Agenda must be circulated

Dear Editor:

I would like to ask that Council ensure that the agenda for any meeting is circulated prior to the meeting.

Perhaps the proposed agenda could be displayed on the screens. Also, in the case of a meeting dealing with significant documents, it might be helpful to have copies of those documents available. I arrived at 6:30 p.m. for the Dec. 1 meeting and saw no resources.

The truth can be obscured by the use of words and by the absence of words. In my opinion, there has been too much of both in the Trio affair.

At what looked to me like a well-scripted meeting on Thursday, just prior to my disruptive departure, Coun. Helena Konanz stated that she had visited the Save Skaha Park Society website and read (many of) the letters to the editor regarding the Skaha Lake Park. I’m certain I heard her say that the deal that was being proposed met the concerns expressed there.

Coun. Konanz mentioned green space, and the preservation of trees. I don’t recall hearing her mention a significant concern: Trio is being handed the option to be first in line for any future developments on the lakeshore. I also note in the SSPS archive other concerns that were, in my opinion, dismissed too quickly by council at the Nov. 24 meeting including land valuation, First Nations concerns, Trio’s business plans and their absence, the viability of more berth space in the marina, and others. The length of concession license has been an issue for many in the public, and I don’t believe it has been addressed.

I would like to ask one more question. Have any of the Trio deals, including the latest, granted Trio any special rates on public utilities —water, sewer, electricity?

At the Nov. 24 meeting, I could have sworn I heard repeated assurances from several parties on stage that “Trio is only renting the marina.” As far as I am concerned, that statement was a lie. The discussion focused mainly on the marina. However, Trio was at that time, also being granted a 29-year license on the concession and other entitlements that were lightly touched on by those on stage. In the new deal, those entitlements are somewhat restricted, but Trio is still very much at the front of the line, whether or not they are the best business for the undertaking.

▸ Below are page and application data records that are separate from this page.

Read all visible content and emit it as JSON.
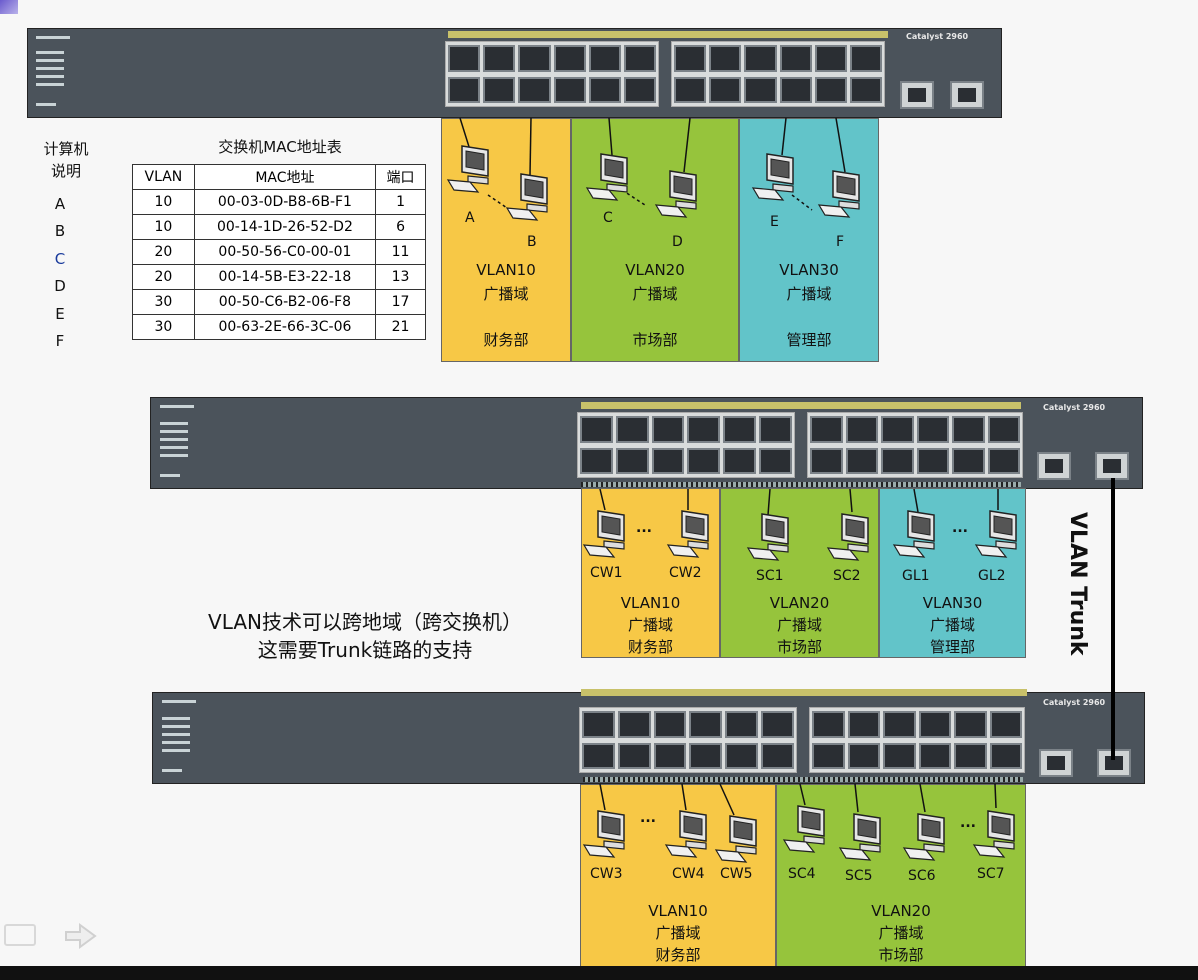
{
  "table": {
    "pc_caption": [
      "计算机",
      "说明"
    ],
    "title": "交换机MAC地址表",
    "headers": [
      "VLAN",
      "MAC地址",
      "端口"
    ],
    "rows": [
      {
        "pc": "A",
        "vlan": "10",
        "mac": "00-03-0D-B8-6B-F1",
        "port": "1"
      },
      {
        "pc": "B",
        "vlan": "10",
        "mac": "00-14-1D-26-52-D2",
        "port": "6"
      },
      {
        "pc": "C",
        "vlan": "20",
        "mac": "00-50-56-C0-00-01",
        "port": "11"
      },
      {
        "pc": "D",
        "vlan": "20",
        "mac": "00-14-5B-E3-22-18",
        "port": "13"
      },
      {
        "pc": "E",
        "vlan": "30",
        "mac": "00-50-C6-B2-06-F8",
        "port": "17"
      },
      {
        "pc": "F",
        "vlan": "30",
        "mac": "00-63-2E-66-3C-06",
        "port": "21"
      }
    ]
  },
  "switch_model": "Catalyst 2960",
  "top": {
    "pcs": [
      "A",
      "B",
      "C",
      "D",
      "E",
      "F"
    ],
    "vlans": [
      {
        "name": "VLAN10",
        "domain": "广播域",
        "dept": "财务部"
      },
      {
        "name": "VLAN20",
        "domain": "广播域",
        "dept": "市场部"
      },
      {
        "name": "VLAN30",
        "domain": "广播域",
        "dept": "管理部"
      }
    ]
  },
  "middle": {
    "pcs": [
      "CW1",
      "CW2",
      "SC1",
      "SC2",
      "GL1",
      "GL2"
    ],
    "vlans": [
      {
        "name": "VLAN10",
        "domain": "广播域",
        "dept": "财务部"
      },
      {
        "name": "VLAN20",
        "domain": "广播域",
        "dept": "市场部"
      },
      {
        "name": "VLAN30",
        "domain": "广播域",
        "dept": "管理部"
      }
    ]
  },
  "bottom": {
    "pcs": [
      "CW3",
      "CW4",
      "CW5",
      "SC4",
      "SC5",
      "SC6",
      "SC7"
    ],
    "vlans": [
      {
        "name": "VLAN10",
        "domain": "广播域",
        "dept": "财务部"
      },
      {
        "name": "VLAN20",
        "domain": "广播域",
        "dept": "市场部"
      }
    ]
  },
  "dots": "...",
  "caption": [
    "VLAN技术可以跨地域（跨交换机）",
    "这需要Trunk链路的支持"
  ],
  "trunk_label": "VLAN Trunk",
  "colors": {
    "vlan10": "#f7c846",
    "vlan20": "#96c43c",
    "vlan30": "#62c4c9"
  }
}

If one has read each of the proposed contracts, one would note little change from one to another. How much has changed in the latest contract?

Is Trio still exempt from profit sharing for several years in parts of their undertakings?

Ron Smuin